As queen of the Amazons, a member of the Justice League and inheritor to the now-dead Ares, she’s finding herself pulled in multiple directions. Disgruntled at Diana’s lack of focus, an isolationist faction of Amazons foments a rebellion, complete with a magically-created opposite number to take Diana’s place on the throne. (Her name’s Donna Troy, a reference to real name of Wonder Woman’s pre-reboot sidekick Wonder Girl.)
It’s that last plot point that best illustrates the compromised nature of the spotlight that Wonder Woman might enjoy. The big reveal of the Divergence story was that Darkseid’s daughter was born on Themiscrya on the same night as Wonder Woman, now grown up to be a fearsome warrior villainess named Grail.
All of the Darkseid War foreshadowing so far seems to indicate that she’s going to be facing off against Wonder Woman. It’s the same plot point done twice over in a span of months: an evil Wonder Woman. And hitting it in two separate titles smacks of poor co-ordination and a dearth of ideas.
On one hand, it’s not quite fair to say that DC Comics doesn’t have a sense of how much Wonder Woman matters to their fictional universe. She’s an eminently recognizable icon, after all. But it’s the sense of how she matters that feels most gummed up. She’s been dating Superman for the last little while and the pairing has sometimes felt like something that was supposed to happen after years of fan fiction willing it into being. The thing that worked best about the Azzarello/Chiang run was that Diana was pretty much in her own pocket of the DC Universe. Having her date Superman—and these new storylines she’s going to be part of—changes that, and not necessarily for the better.
The current Wonder Woman arc isn’t terrible. The ideas in War Torn are strong but the dialogue hits on the themes in the most aggressively heavy-handed fashion. Torrents of text obscure the art and it barely feels like any of the elements has room to breathe.

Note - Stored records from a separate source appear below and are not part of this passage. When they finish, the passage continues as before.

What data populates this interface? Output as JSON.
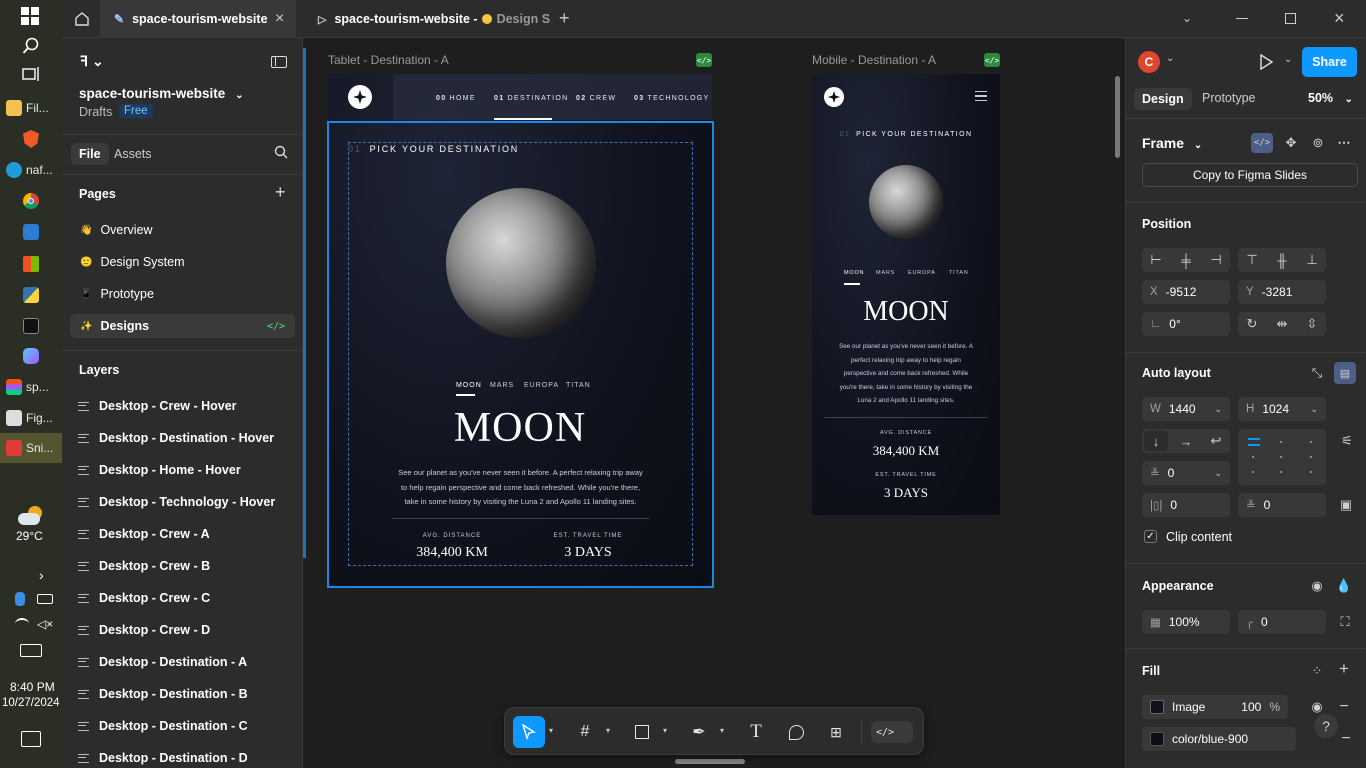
{
  "taskbar": {
    "items": [
      {
        "label": "Fil..."
      },
      {
        "label": "naf..."
      },
      {
        "label": "sp..."
      },
      {
        "label": "Fig..."
      },
      {
        "label": "Sni..."
      }
    ],
    "weather": "29°C",
    "time": "8:40 PM",
    "date": "10/27/2024"
  },
  "tabs": {
    "tab1": "space-tourism-website",
    "tab2": "space-tourism-website - ",
    "tab2_suffix": "Design S"
  },
  "file": {
    "name": "space-tourism-website",
    "location": "Drafts",
    "plan": "Free"
  },
  "leftpanel": {
    "tab_file": "File",
    "tab_assets": "Assets",
    "pages_title": "Pages",
    "pages": [
      {
        "label": "Overview",
        "emoji": "👋"
      },
      {
        "label": "Design System",
        "emoji": "🙂"
      },
      {
        "label": "Prototype",
        "emoji": "📱"
      },
      {
        "label": "Designs",
        "emoji": "✨"
      }
    ],
    "layers_title": "Layers",
    "layers": [
      "Desktop - Crew - Hover",
      "Desktop - Destination - Hover",
      "Desktop - Home - Hover",
      "Desktop - Technology - Hover",
      "Desktop - Crew - A",
      "Desktop - Crew - B",
      "Desktop - Crew - C",
      "Desktop - Crew - D",
      "Desktop - Destination - A",
      "Desktop - Destination - B",
      "Desktop - Destination - C",
      "Desktop - Destination - D"
    ]
  },
  "canvas": {
    "tablet_label": "Tablet - Destination - A",
    "mobile_label": "Mobile - Destination - A",
    "nav": [
      {
        "num": "00",
        "label": "HOME"
      },
      {
        "num": "01",
        "label": "DESTINATION"
      },
      {
        "num": "02",
        "label": "CREW"
      },
      {
        "num": "03",
        "label": "TECHNOLOGY"
      }
    ],
    "step_num": "01",
    "step_title": "PICK YOUR DESTINATION",
    "dest_tabs": [
      "MOON",
      "MARS",
      "EUROPA",
      "TITAN"
    ],
    "dest_name": "MOON",
    "description": "See our planet as you've never seen it before. A perfect relaxing trip away to help regain perspective and come back refreshed. While you're there, take in some history by visiting the Luna 2 and Apollo 11 landing sites.",
    "desc_tablet_lines": [
      "See our planet as you've never seen it before. A perfect relaxing trip away",
      "to help regain perspective and come back refreshed. While you're there,",
      "take in some history by visiting the Luna 2 and Apollo 11 landing sites."
    ],
    "desc_mobile_lines": [
      "See our planet as you've never seen it before. A",
      "perfect relaxing trip away to help regain",
      "perspective and come back refreshed. While",
      "you're there, take in some history by visiting the",
      "Luna 2 and Apollo 11 landing sites."
    ],
    "distance_label": "AVG. DISTANCE",
    "distance_value": "384,400 KM",
    "travel_label": "EST. TRAVEL TIME",
    "travel_value": "3 DAYS"
  },
  "rightpanel": {
    "avatar": "C",
    "share": "Share",
    "tab_design": "Design",
    "tab_prototype": "Prototype",
    "zoom": "50%",
    "frame_label": "Frame",
    "copy_btn": "Copy to Figma Slides",
    "position_title": "Position",
    "x_label": "X",
    "x_value": "-9512",
    "y_label": "Y",
    "y_value": "-3281",
    "rotation": "0°",
    "autolayout_title": "Auto layout",
    "w_label": "W",
    "w_value": "1440",
    "h_label": "H",
    "h_value": "1024",
    "gap_value": "0",
    "pad_h": "0",
    "pad_v": "0",
    "clip_label": "Clip content",
    "appearance_title": "Appearance",
    "opacity": "100%",
    "radius": "0",
    "fill_title": "Fill",
    "fill_type": "Image",
    "fill_opacity": "100",
    "fill_pct": "%",
    "fill_color": "color/blue-900"
  },
  "colors": {
    "accent": "#0d99ff",
    "selection": "#1e88e5",
    "bg": "#1e1e1e",
    "panel": "#2c2c2c"
  }
}
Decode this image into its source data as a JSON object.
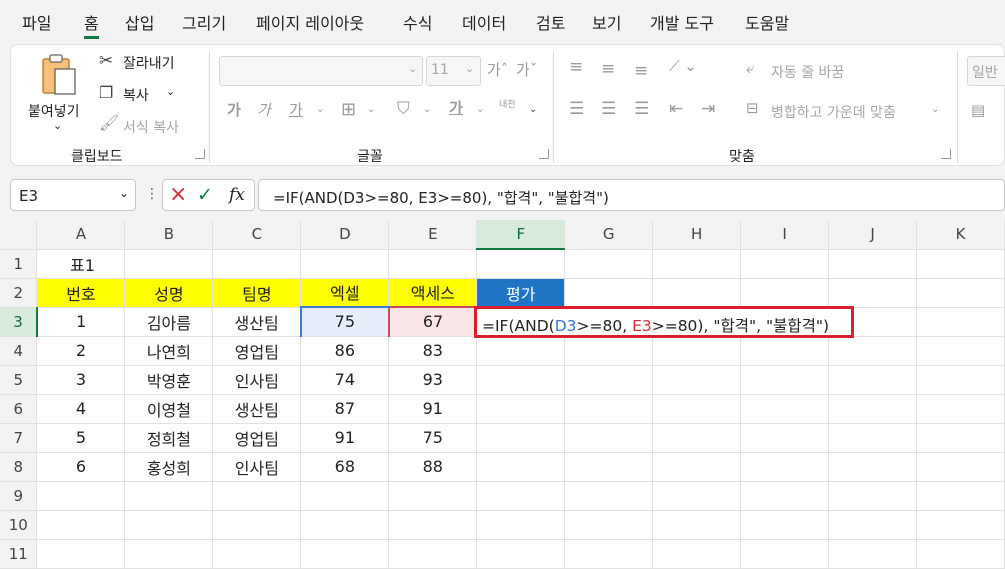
{
  "menu": [
    "파일",
    "홈",
    "삽입",
    "그리기",
    "페이지 레이아웃",
    "수식",
    "데이터",
    "검토",
    "보기",
    "개발 도구",
    "도움말"
  ],
  "ribbon": {
    "clipboard": {
      "paste": "붙여넣기",
      "cut": "잘라내기",
      "copy": "복사",
      "format_painter": "서식 복사",
      "label": "클립보드"
    },
    "font": {
      "font_size": "11",
      "bold": "가",
      "italic": "가",
      "underline": "가",
      "font_color": "가",
      "phonetic": "내천",
      "label": "글꼴"
    },
    "alignment": {
      "wrap_text": "자동 줄 바꿈",
      "merge_center": "병합하고 가운데 맞춤",
      "label": "맞춤"
    },
    "number": {
      "format": "일반"
    }
  },
  "formula_bar": {
    "name_box": "E3",
    "cancel_icon": "×",
    "enter_icon": "✓",
    "fx_label": "fx",
    "formula": "=IF(AND(D3>=80, E3>=80), \"합격\", \"불합격\")"
  },
  "grid": {
    "columns": [
      "A",
      "B",
      "C",
      "D",
      "E",
      "F",
      "G",
      "H",
      "I",
      "J",
      "K"
    ],
    "rows": [
      "1",
      "2",
      "3",
      "4",
      "5",
      "6",
      "7",
      "8",
      "9",
      "10",
      "11"
    ],
    "title_cell": "표1",
    "headers": [
      "번호",
      "성명",
      "팀명",
      "엑셀",
      "액세스",
      "평가"
    ],
    "records": [
      [
        "1",
        "김아름",
        "생산팀",
        "75",
        "67"
      ],
      [
        "2",
        "나연희",
        "영업팀",
        "86",
        "83"
      ],
      [
        "3",
        "박영훈",
        "인사팀",
        "74",
        "93"
      ],
      [
        "4",
        "이영철",
        "생산팀",
        "87",
        "91"
      ],
      [
        "5",
        "정희철",
        "영업팀",
        "91",
        "75"
      ],
      [
        "6",
        "홍성희",
        "인사팀",
        "68",
        "88"
      ]
    ],
    "active_cell_formula": {
      "prefix": "=IF(AND(",
      "ref1": "D3",
      "mid1": ">=80, ",
      "ref2": "E3",
      "suffix": ">=80), \"합격\", \"불합격\")"
    }
  },
  "colors": {
    "header_yellow": "#ffff00",
    "header_blue": "#1f74c6",
    "accent_green": "#107c41",
    "highlight_red": "#d9202c"
  }
}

This feels like the work of creators trying to find their footing. Meredith Finch’s current tenure is the first time a woman’s been writing Wonder Woman in a good, long while. That’s the kind of thing that sticks out by virtue of its embarrassing uniqueness. The creative class of superhero comics is so denominationally homogenous that it’s a coup for a woman to be doing Princess Diana’s adventures.
But I get the sense that it’d be problematic if DC editorial undermined the Finchs’ creative choices and pissed off a superstar artist in the process. And it’d be even more awkward to have Geoff Johns—the Justice League writer who’s also one of the company’s big bosses—re-jigger his storyline to accommodate the new kids on the block. In the end, it’s Diana (and her fans) who suffers, as she’s pulled along two paths by her gatekeepers.
In terms of announced status quo changes, yes, Wonder Woman has a significant costume change coming. That shiny armor and those big, scary blades look just perfect for going to war. For being War. But for all the promise of the upcoming Darkseid War storyline, it still feels like it could run into the trap of not actually being about Diana. She might merely be the device through which the plot runs. And it might not leave her with the kind of deep-core changes that will have fans talking about her again, as they did with Superman and Batman. The big thing that’s focused on Wonder Woman doesn’t feel like it’s about her, which is yet another bummer for DC’s most famous heroine.